ACTION ITEM.
Select all lines holding the word "JSON" from the entries that follow.

Element data from apps and pages.
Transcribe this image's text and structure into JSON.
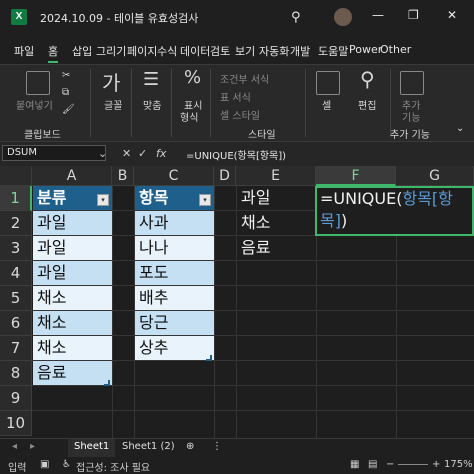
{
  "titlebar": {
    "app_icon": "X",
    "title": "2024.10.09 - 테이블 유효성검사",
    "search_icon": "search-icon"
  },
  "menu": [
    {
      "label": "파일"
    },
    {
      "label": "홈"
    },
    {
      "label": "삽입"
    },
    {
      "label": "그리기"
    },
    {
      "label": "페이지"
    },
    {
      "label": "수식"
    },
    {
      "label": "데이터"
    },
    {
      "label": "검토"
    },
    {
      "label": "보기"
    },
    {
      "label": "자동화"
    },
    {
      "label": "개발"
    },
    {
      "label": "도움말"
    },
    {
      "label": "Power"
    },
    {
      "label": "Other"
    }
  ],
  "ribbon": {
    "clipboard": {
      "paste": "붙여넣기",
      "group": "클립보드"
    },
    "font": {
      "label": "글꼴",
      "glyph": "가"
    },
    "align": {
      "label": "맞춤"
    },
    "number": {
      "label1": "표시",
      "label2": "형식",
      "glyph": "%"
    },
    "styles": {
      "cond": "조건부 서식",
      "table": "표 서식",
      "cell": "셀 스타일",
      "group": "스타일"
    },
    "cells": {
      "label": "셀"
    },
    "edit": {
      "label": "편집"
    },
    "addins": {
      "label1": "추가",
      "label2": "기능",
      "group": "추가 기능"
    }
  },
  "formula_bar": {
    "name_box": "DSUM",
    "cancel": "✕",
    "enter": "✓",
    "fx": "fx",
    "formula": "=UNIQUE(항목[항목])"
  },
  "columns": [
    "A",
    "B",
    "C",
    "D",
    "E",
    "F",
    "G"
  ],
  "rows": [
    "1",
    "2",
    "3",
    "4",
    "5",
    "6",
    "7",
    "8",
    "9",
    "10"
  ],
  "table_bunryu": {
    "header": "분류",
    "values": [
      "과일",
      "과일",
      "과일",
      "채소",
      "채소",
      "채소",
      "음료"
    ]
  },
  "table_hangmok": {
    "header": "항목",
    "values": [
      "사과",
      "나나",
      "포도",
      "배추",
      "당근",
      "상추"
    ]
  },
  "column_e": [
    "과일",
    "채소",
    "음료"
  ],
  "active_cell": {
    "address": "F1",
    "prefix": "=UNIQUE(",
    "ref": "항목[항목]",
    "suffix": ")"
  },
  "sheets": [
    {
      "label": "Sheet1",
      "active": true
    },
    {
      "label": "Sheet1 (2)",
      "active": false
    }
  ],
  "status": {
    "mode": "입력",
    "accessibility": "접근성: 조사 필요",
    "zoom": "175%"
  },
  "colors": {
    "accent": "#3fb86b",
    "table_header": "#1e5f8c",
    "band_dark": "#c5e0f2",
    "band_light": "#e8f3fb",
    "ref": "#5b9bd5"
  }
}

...

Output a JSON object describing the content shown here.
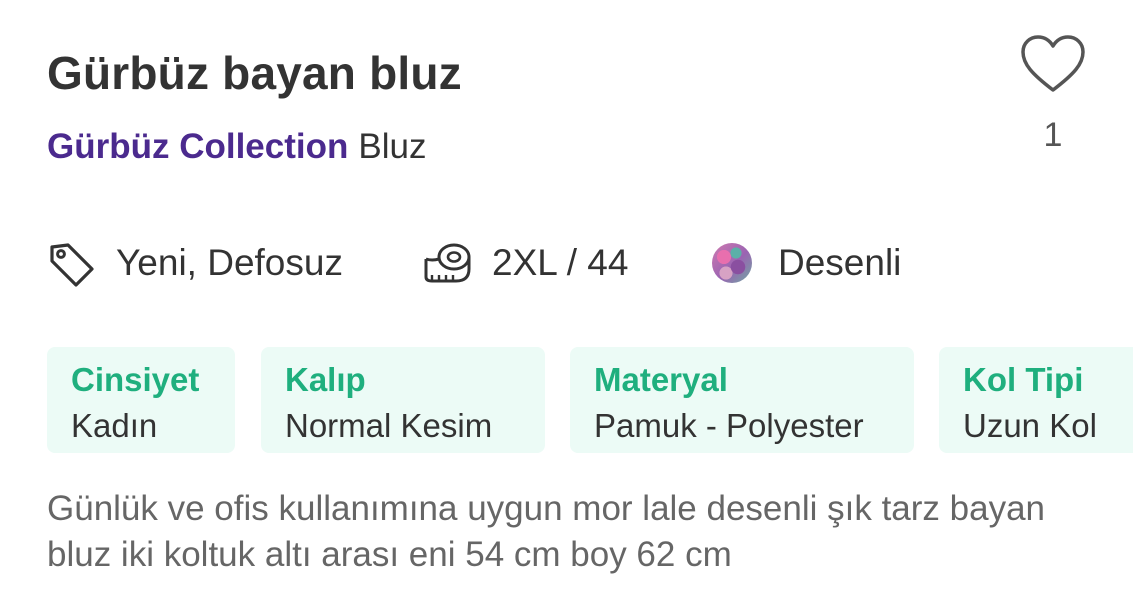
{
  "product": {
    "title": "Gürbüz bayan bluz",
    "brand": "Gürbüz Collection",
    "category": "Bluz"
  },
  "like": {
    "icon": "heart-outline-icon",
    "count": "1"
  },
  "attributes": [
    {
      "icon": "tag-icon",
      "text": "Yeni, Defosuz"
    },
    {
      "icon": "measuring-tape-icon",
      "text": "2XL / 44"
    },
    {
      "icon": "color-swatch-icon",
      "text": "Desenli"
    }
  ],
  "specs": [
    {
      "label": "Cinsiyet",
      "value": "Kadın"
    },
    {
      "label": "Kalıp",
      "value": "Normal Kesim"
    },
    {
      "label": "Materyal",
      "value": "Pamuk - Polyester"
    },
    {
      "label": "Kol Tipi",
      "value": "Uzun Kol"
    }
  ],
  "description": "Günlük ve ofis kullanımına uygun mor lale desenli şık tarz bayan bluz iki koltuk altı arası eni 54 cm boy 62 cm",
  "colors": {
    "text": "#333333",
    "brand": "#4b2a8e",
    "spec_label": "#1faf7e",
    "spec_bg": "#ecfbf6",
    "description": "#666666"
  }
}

PROBLEM SOLUTION.
Transcribe this image's text and structure into JSON.
Output a JSON object describing the content shown here.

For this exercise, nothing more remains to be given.